| Task goal |
Below are the records. Gather each line that holds "Templates".

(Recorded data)
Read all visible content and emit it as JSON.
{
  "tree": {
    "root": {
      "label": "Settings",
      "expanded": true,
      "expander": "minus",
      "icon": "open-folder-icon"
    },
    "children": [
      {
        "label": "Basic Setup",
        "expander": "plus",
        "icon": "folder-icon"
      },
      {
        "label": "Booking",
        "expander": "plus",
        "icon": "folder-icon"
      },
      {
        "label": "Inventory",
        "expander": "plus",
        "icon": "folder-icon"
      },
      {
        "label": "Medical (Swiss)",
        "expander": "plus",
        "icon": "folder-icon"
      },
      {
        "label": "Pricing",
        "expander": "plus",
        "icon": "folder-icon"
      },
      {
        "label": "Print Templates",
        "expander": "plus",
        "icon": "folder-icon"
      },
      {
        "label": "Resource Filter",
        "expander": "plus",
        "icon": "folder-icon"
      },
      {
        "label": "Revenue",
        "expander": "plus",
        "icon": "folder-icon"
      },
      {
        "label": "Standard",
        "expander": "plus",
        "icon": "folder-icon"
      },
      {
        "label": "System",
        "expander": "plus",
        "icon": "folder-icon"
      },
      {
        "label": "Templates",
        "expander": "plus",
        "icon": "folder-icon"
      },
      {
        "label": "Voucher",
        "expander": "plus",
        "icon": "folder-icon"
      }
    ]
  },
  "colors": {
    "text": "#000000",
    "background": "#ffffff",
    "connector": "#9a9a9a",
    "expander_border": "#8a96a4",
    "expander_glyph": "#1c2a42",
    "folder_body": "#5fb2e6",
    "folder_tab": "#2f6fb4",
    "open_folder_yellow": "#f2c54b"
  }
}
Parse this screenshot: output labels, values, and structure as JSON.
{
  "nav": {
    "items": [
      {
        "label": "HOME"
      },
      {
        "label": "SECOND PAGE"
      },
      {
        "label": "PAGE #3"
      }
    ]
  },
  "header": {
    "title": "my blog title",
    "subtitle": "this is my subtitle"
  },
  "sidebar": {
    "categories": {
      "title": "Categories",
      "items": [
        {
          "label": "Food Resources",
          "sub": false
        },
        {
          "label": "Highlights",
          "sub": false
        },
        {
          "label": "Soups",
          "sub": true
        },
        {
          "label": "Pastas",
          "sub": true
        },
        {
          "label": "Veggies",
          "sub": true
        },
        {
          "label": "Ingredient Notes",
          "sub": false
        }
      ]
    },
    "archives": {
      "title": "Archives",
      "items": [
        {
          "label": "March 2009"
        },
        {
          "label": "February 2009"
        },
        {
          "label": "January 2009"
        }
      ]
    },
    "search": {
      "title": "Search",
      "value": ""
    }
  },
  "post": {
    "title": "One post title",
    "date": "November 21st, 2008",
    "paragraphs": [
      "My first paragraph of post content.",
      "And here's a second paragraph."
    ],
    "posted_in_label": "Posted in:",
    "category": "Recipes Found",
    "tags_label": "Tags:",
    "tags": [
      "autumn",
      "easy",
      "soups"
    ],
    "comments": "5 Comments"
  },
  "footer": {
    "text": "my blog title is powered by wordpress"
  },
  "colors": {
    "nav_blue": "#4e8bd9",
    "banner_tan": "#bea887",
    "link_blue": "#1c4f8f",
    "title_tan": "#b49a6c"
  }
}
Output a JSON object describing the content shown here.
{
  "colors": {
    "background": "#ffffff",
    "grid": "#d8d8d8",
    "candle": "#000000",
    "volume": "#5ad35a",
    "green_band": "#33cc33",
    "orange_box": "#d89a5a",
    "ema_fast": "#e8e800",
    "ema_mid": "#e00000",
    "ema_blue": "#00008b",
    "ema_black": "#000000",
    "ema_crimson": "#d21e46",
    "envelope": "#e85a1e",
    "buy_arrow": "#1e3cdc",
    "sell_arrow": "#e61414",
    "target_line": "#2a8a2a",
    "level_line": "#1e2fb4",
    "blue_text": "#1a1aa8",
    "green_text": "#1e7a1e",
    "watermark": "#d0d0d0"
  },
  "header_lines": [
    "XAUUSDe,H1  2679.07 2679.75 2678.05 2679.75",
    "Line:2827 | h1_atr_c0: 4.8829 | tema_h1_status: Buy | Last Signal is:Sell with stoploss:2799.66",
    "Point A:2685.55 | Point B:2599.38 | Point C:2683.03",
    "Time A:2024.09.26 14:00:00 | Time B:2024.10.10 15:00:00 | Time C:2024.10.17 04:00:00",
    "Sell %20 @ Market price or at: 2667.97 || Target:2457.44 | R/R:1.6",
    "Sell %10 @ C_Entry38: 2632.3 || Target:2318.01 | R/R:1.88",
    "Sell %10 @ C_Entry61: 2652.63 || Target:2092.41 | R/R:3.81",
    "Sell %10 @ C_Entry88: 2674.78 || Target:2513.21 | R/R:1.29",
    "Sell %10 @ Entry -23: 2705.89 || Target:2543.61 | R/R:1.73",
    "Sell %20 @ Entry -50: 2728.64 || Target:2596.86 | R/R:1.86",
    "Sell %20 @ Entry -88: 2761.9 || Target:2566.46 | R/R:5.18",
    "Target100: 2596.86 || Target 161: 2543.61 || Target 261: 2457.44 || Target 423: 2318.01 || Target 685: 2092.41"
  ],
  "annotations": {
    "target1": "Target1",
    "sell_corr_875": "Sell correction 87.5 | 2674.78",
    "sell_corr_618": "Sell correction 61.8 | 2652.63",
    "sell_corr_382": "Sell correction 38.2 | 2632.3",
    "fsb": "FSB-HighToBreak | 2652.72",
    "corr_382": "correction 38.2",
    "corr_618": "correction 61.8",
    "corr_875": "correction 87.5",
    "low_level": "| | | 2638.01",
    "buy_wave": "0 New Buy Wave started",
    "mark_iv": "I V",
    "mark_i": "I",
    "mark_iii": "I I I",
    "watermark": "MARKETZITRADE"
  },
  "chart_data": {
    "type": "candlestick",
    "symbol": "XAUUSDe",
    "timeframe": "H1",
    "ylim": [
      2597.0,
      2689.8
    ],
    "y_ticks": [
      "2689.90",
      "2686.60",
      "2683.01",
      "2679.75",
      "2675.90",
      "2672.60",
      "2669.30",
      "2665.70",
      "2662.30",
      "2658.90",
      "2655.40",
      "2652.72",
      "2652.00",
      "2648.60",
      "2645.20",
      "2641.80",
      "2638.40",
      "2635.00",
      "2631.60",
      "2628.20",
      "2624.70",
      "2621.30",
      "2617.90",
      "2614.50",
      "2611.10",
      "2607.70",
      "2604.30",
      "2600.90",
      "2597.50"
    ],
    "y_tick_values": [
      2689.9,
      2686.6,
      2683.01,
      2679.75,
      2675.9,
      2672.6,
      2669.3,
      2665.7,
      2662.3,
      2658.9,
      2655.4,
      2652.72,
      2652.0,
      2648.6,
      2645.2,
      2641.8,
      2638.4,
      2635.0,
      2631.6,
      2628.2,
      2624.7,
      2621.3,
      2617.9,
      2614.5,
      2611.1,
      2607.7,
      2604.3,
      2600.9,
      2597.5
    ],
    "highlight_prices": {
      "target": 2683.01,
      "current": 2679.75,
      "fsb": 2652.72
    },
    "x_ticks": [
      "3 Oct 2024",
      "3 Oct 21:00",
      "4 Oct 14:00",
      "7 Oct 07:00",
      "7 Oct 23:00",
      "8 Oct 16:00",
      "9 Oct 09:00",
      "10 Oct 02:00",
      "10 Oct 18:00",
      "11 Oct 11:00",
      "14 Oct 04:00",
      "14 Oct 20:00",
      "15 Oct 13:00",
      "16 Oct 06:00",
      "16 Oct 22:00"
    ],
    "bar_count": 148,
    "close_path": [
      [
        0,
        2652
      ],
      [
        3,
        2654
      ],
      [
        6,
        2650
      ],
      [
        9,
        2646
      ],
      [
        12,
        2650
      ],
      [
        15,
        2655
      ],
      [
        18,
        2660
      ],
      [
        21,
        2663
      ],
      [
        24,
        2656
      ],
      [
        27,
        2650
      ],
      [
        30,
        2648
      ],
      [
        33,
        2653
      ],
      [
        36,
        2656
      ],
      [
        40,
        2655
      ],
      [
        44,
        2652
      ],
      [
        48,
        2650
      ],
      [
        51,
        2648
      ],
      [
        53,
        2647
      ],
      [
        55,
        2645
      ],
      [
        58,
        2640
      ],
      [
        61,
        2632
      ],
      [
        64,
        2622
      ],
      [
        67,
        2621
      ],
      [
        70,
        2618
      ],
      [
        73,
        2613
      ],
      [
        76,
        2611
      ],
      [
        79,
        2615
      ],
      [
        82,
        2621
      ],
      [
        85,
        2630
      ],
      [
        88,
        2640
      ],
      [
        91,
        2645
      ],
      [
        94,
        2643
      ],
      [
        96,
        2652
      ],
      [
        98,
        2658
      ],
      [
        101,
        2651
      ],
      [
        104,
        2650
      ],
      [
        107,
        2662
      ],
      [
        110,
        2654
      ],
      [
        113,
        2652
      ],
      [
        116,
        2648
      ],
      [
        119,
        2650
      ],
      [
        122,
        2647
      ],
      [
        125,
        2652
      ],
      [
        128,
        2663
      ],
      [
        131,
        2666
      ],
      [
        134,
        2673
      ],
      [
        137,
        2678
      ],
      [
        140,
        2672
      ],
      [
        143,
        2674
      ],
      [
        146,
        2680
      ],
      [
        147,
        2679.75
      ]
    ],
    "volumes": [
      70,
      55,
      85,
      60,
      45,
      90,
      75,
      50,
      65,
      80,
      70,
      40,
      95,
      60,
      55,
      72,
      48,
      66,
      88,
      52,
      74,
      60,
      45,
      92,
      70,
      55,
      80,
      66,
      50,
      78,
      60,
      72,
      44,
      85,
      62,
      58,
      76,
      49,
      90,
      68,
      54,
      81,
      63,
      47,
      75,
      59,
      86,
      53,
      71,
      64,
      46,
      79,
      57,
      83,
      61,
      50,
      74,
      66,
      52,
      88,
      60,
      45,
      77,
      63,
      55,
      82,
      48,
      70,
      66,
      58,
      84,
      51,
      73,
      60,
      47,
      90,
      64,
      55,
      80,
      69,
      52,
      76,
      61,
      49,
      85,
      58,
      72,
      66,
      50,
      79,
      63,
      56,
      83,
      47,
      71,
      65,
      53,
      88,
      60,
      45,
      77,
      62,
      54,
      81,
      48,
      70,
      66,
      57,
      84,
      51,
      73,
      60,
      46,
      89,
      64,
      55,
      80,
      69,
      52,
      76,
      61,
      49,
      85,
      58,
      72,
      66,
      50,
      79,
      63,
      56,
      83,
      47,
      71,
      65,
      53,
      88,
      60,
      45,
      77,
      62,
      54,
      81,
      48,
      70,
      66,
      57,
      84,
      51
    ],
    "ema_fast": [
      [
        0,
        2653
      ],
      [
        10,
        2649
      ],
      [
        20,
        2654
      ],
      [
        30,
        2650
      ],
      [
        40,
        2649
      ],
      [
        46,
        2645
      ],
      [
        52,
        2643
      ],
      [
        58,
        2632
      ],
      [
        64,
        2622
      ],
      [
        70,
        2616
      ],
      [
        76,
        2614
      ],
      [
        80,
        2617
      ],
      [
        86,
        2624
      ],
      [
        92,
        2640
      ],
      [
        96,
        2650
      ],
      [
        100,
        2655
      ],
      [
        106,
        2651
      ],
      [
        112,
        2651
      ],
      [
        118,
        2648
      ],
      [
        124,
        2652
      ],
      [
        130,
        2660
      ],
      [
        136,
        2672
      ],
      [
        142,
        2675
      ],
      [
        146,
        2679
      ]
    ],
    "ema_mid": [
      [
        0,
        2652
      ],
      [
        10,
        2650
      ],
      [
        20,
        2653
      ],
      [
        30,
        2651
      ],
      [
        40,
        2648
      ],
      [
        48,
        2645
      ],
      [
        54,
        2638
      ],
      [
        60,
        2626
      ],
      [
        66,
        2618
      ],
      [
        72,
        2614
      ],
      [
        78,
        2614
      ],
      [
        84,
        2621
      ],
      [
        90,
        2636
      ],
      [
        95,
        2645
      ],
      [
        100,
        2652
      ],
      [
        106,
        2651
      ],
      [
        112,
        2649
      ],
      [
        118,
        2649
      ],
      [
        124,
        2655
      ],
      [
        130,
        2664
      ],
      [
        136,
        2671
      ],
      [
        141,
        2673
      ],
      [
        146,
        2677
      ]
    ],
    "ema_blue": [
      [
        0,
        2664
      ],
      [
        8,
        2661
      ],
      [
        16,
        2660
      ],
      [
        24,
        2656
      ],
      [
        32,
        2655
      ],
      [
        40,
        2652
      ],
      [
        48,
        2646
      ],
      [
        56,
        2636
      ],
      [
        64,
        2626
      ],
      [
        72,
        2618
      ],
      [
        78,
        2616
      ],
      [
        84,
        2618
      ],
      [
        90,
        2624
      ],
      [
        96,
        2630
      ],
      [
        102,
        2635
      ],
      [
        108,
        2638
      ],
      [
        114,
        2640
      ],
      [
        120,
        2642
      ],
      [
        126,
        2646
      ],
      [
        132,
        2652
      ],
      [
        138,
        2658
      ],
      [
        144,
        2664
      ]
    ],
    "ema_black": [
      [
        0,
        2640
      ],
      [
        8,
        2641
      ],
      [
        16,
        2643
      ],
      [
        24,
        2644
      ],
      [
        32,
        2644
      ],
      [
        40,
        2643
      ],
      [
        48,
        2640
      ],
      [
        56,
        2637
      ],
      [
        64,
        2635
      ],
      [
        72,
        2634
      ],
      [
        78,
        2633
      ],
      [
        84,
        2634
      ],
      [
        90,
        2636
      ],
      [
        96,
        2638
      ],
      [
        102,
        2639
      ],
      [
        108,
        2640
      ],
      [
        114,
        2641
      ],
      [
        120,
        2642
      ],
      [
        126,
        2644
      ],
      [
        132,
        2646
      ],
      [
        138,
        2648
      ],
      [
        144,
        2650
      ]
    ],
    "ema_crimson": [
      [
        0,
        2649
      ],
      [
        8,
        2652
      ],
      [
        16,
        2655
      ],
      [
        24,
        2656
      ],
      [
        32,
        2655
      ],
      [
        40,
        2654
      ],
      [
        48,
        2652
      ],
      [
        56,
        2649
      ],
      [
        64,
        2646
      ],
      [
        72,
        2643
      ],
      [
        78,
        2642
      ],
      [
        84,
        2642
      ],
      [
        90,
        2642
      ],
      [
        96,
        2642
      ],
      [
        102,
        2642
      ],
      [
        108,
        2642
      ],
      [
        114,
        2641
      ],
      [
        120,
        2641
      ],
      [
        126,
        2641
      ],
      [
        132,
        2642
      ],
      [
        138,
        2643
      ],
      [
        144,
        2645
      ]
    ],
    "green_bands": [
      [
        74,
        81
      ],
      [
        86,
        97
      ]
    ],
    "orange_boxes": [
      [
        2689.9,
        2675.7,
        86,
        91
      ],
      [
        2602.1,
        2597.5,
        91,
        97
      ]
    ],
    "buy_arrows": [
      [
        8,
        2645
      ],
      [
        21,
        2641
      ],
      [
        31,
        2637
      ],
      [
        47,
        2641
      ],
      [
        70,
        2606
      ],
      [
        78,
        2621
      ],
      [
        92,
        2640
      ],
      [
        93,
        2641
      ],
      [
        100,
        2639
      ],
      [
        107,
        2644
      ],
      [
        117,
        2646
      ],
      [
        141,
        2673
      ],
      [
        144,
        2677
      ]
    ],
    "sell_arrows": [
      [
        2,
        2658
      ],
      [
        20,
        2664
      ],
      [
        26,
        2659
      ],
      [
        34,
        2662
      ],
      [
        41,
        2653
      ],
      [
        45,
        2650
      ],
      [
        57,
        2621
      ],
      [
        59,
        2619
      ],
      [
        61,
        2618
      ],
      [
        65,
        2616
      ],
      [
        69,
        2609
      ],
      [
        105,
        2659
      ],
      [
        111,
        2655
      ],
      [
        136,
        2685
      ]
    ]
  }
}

| Answer box |
        "label": "Print Templates",
        "label": "Templates",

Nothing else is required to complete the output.